DNC: Interfaith service unmarred by protests
Ryan Summerlin August 25, 2008
The black curtain had already opened and The Spirituals Project of Denver was already singing in chorus.
The first man stood up and loudly shouted, “Obama supports the murder of children by abortion.”
The crowd of several hundred responded by booing him. The man, later identified as Randall Terry, a well-known anti-abortion activist was promptly escorted out of the venue.
Two more protesters followed his lead and were also whisked out of the theater. The attendants began chanting Obama’s name.
From that point, the service continued as planned. Rev. Leah D. Daughtry, CEO of the DNCC led the program.
“Over past few years many have had much to say about efforts to bring faith to the Democratic Party,” she said. “With all due respect … we don’t need to bring faith to the party. Faith is already here. I know Democrats are, have been, and will continue to be members of faith.”
Daughtry continued to explain that she sees the country being at a crossroads. She highlighted several problems including the housing crisis and global warming and called for change. The service, she said, was meant to bring people together to celebrate values and faith.
“As Democrats, we honor and respect our differences while striving to find our commonalties,” she said.
Gov. Bill Ritter approached the podium for the official greeting, reiterating Daughtry’s sentiment of unity.
“While it may seem fitting to give a welcoming political speech, I’m not going to,” he said. “Something we need to be mindful of is there is absolutely in our party an intersection of faith and politics.”
Other featured speakers included Bishop Charles E. Blake, who serves as the as the Seventh Presiding Bishop of the Church of God in Christ, Dr. Ingrid Mattson, president of the Islamic Society of North America, social activist Sister Helen Prejean and Rabbi Dr. Tzvi Hersh Weinreb, the executive vice president of the Orthodox Union. Readings were also read from the Torah, the Metta Sutra, the Quran and the Bible.
And though it was a celebration of faith, there were plenty of political undertones.
“We had no guidelines of ‘you can’t say this,'” Prejean said in the middle of her speech. “They let us be free to speak our minds today.”

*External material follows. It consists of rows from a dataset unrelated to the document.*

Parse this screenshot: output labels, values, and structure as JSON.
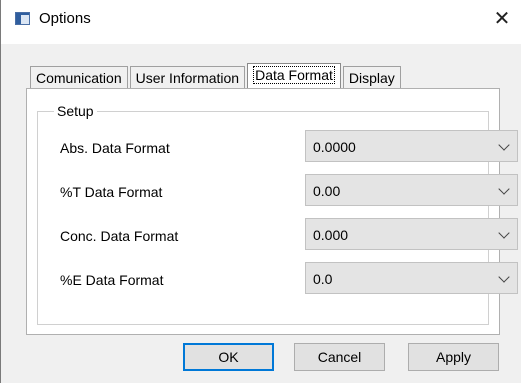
{
  "window": {
    "title": "Options",
    "close_glyph": "✕"
  },
  "tabs": [
    {
      "label": "Comunication",
      "active": false
    },
    {
      "label": "User Information",
      "active": false
    },
    {
      "label": "Data Format",
      "active": true
    },
    {
      "label": "Display",
      "active": false
    }
  ],
  "setup": {
    "label": "Setup",
    "rows": [
      {
        "label": "Abs. Data Format",
        "value": "0.0000"
      },
      {
        "label": "%T Data Format",
        "value": "0.00"
      },
      {
        "label": "Conc. Data Format",
        "value": "0.000"
      },
      {
        "label": "%E Data Format",
        "value": "0.0"
      }
    ]
  },
  "buttons": {
    "ok": "OK",
    "cancel": "Cancel",
    "apply": "Apply"
  },
  "colors": {
    "accent": "#0078d7",
    "window_bg": "#f0f0f0"
  }
}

Prejean spoke against the practice of the death penalty and violence. Prejean began her work in prison ministry in 1981. She is also the author of Dead Man Walking: An Eyewitness Account of the Death Penalty in the United States.
“All religions teach life is sacred,” she said. ” The more vulnerable life is the more we have to be there for it.”
Prejean was met with a standing ovation.